The court order must refer to the proposed plan by Mary Nour’s operational team that the ship will eventually double bank with another incoming cement vessel to further restrict the channel width, whilst this second vessel discharges into the Mary Nour. This operational plan is not disputed by CTI but as this proposed operation is as yet some way in the future, it is no reason to bar the Mary Nour from discharging its own cargo of 27,000t of portland grade cement loaded in the Russian port of Novorossisk in the Black Sea.
The Mary Nour’s arrival on Saturday 17th July can hardly be a surprise, with CTI linking up several months ago with local Mexican ready-mix partner CDM (Comercio para el Desarrollo Mexicano) and another local group Tradeland, to set up this new cement sourcing and distribution strategy. Many major cement buyers in Mexico have in fact complained for years about Mexico’s excessive cement prices which can range between US$120-140 per tonne on the local market and the decision by a local ready-mix group to take the plunge and try to buy foreign cement might be seen by observers as long overdue, or perhaps suicidal, as local Mexican producers close ranks to stop lower priced cement from entering this lucrative market.
CTI and partners have planned for annual sales of 300,000t to 500,000t of cement into Mexico, if its plans are successful, but it will not be an easy path judging from this first shipment. The Mary Nour had initially secured its first cargo for Mexico from PT Semen Padang in Indonesia but was turned away from the port just prior to loading, with Padang apparently unwilling to sell cement for operational reasons. Whether this had anything to do with the fact that Padang is owned by PT Semen Gresik, Indonesia, in which Cemex has a 25 per cent interest, is probably just conjectural on our part.
From Indonesia the ship then sailed to Taiwan to load its cement cargo in a deal brokered by independent trader Transclear and involving Japanese supplier Sumitomo. However, again at the last minute Sumitomo pulled out of the deal for unspecified reasons and the ship was turned away from its Taiwanese loading port. After some delays CTI then secured a cargo from Russian principals at Novorossisk in the Black Sea, quite a journey from Taiwan via the Suez Canal, up into the Black Sea for loading and then across the Atlantic to Tampico port, Mexico, where it arrived last week.
So what now? Not surprisingly CTI have begun to fight to have the court order removed and for the ship to enter and discharge its cargo as quickly as possible. As the ship is fully equipped for both bulk and bagged discharge, requisite port facilities needed are minimal, although warehousing space has been acquired for much of the bagged cargo discharge (Mexico is predominantly a 80 per cent bagged market) with bulk offloading organised directly into waiting bulk cement trucks.
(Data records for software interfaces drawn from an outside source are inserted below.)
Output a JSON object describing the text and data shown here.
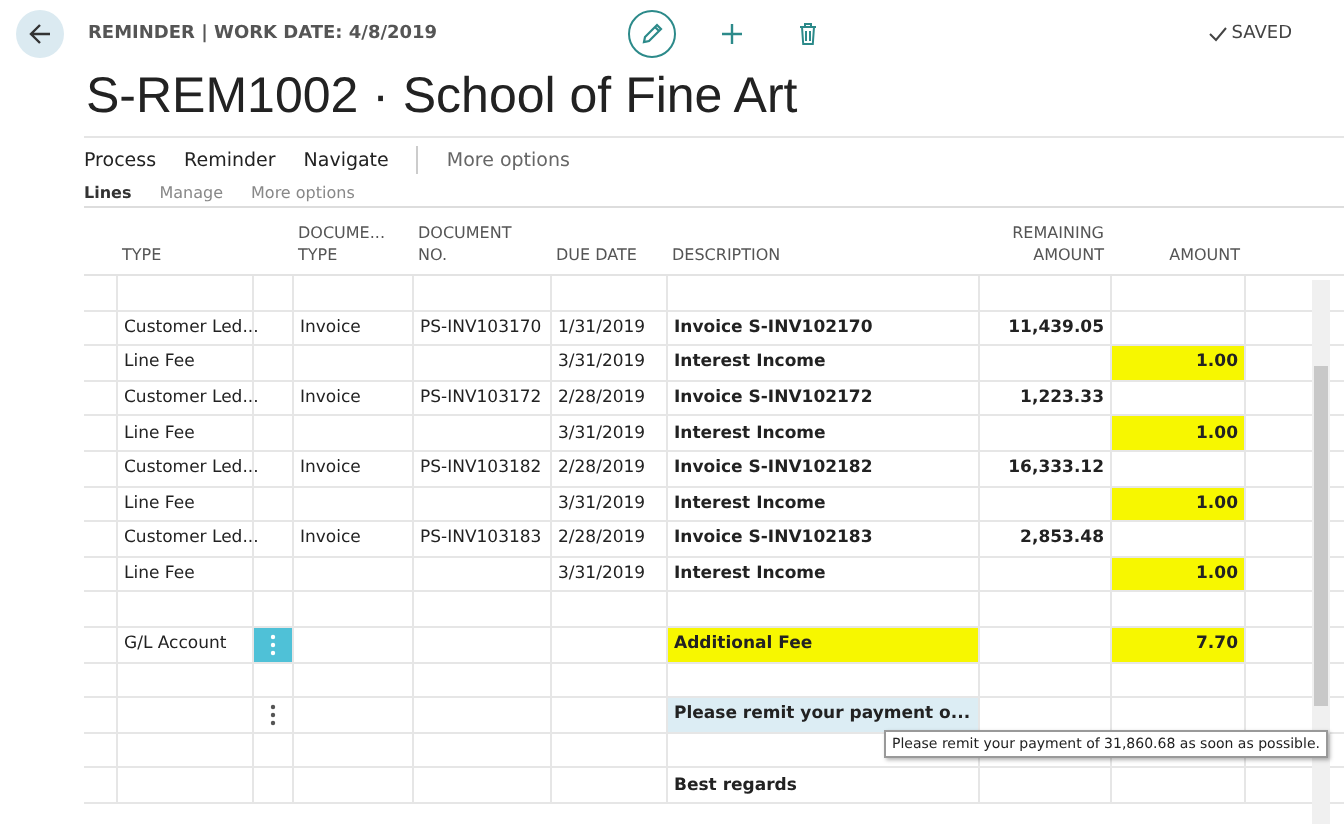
{
  "header": {
    "caption": "REMINDER | WORK DATE: 4/8/2019",
    "title": "S-REM1002 · School of Fine Art",
    "status": "SAVED"
  },
  "actions": [
    {
      "label": "Process",
      "kind": "action"
    },
    {
      "label": "Reminder",
      "kind": "action"
    },
    {
      "label": "Navigate",
      "kind": "action"
    },
    {
      "label": "More options",
      "kind": "more"
    }
  ],
  "lines_bar": [
    {
      "label": "Lines",
      "kind": "title"
    },
    {
      "label": "Manage",
      "kind": "action"
    },
    {
      "label": "More options",
      "kind": "more"
    }
  ],
  "table": {
    "columns": [
      "TYPE",
      "DOCUME... TYPE",
      "DOCUMENT NO.",
      "DUE DATE",
      "DESCRIPTION",
      "REMAINING AMOUNT",
      "AMOUNT"
    ],
    "rows": [
      {
        "type": "",
        "doc_type": "",
        "doc_no": "",
        "due_date": "",
        "description": "",
        "remaining": "",
        "amount": ""
      },
      {
        "type": "Customer Led...",
        "doc_type": "Invoice",
        "doc_no": "PS-INV103170",
        "due_date": "1/31/2019",
        "description": "Invoice S-INV102170",
        "remaining": "11,439.05",
        "amount": ""
      },
      {
        "type": "Line Fee",
        "doc_type": "",
        "doc_no": "",
        "due_date": "3/31/2019",
        "description": "Interest Income",
        "remaining": "",
        "amount": "1.00",
        "highlighted": true
      },
      {
        "type": "Customer Led...",
        "doc_type": "Invoice",
        "doc_no": "PS-INV103172",
        "due_date": "2/28/2019",
        "description": "Invoice S-INV102172",
        "remaining": "1,223.33",
        "amount": ""
      },
      {
        "type": "Line Fee",
        "doc_type": "",
        "doc_no": "",
        "due_date": "3/31/2019",
        "description": "Interest Income",
        "remaining": "",
        "amount": "1.00",
        "highlighted": true
      },
      {
        "type": "Customer Led...",
        "doc_type": "Invoice",
        "doc_no": "PS-INV103182",
        "due_date": "2/28/2019",
        "description": "Invoice S-INV102182",
        "remaining": "16,333.12",
        "amount": ""
      },
      {
        "type": "Line Fee",
        "doc_type": "",
        "doc_no": "",
        "due_date": "3/31/2019",
        "description": "Interest Income",
        "remaining": "",
        "amount": "1.00",
        "highlighted": true
      },
      {
        "type": "Customer Led...",
        "doc_type": "Invoice",
        "doc_no": "PS-INV103183",
        "due_date": "2/28/2019",
        "description": "Invoice S-INV102183",
        "remaining": "2,853.48",
        "amount": ""
      },
      {
        "type": "Line Fee",
        "doc_type": "",
        "doc_no": "",
        "due_date": "3/31/2019",
        "description": "Interest Income",
        "remaining": "",
        "amount": "1.00",
        "highlighted": true
      },
      {
        "type": "",
        "doc_type": "",
        "doc_no": "",
        "due_date": "",
        "description": "",
        "remaining": "",
        "amount": ""
      },
      {
        "type": "G/L Account",
        "doc_type": "",
        "doc_no": "",
        "due_date": "",
        "description": "Additional Fee",
        "remaining": "",
        "amount": "7.70",
        "highlighted": true,
        "description_highlighted": true,
        "menu": true,
        "selected": true
      },
      {
        "type": "",
        "doc_type": "",
        "doc_no": "",
        "due_date": "",
        "description": "",
        "remaining": "",
        "amount": ""
      },
      {
        "type": "",
        "doc_type": "",
        "doc_no": "",
        "due_date": "",
        "description": "Please remit your payment o...",
        "remaining": "",
        "amount": "",
        "menu": true,
        "focused": true,
        "selected": false,
        "tooltip": "Please remit your payment of 31,860.68 as soon as possible."
      },
      {
        "type": "",
        "doc_type": "",
        "doc_no": "",
        "due_date": "",
        "description": "",
        "remaining": "",
        "amount": ""
      },
      {
        "type": "",
        "doc_type": "",
        "doc_no": "",
        "due_date": "",
        "description": "Best regards",
        "remaining": "",
        "amount": ""
      }
    ]
  }
}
However, although the merits of the present Cemex case look rather slim, Cemex is expected to put up an exceedingly strong fight for a market worth over 30Mt of cement and where no cement imports have been seen until now. Whether CTI and its local partner CDM can withstand the enormous pressures that are now bound to follow from this first cement shipment will be interesting to observe, and while CTI and its local partners seem determined to press ahead – citing a second ship now already loaded and en-route to Mexico – this particular cement contest is likely to go the full distance – and then some more!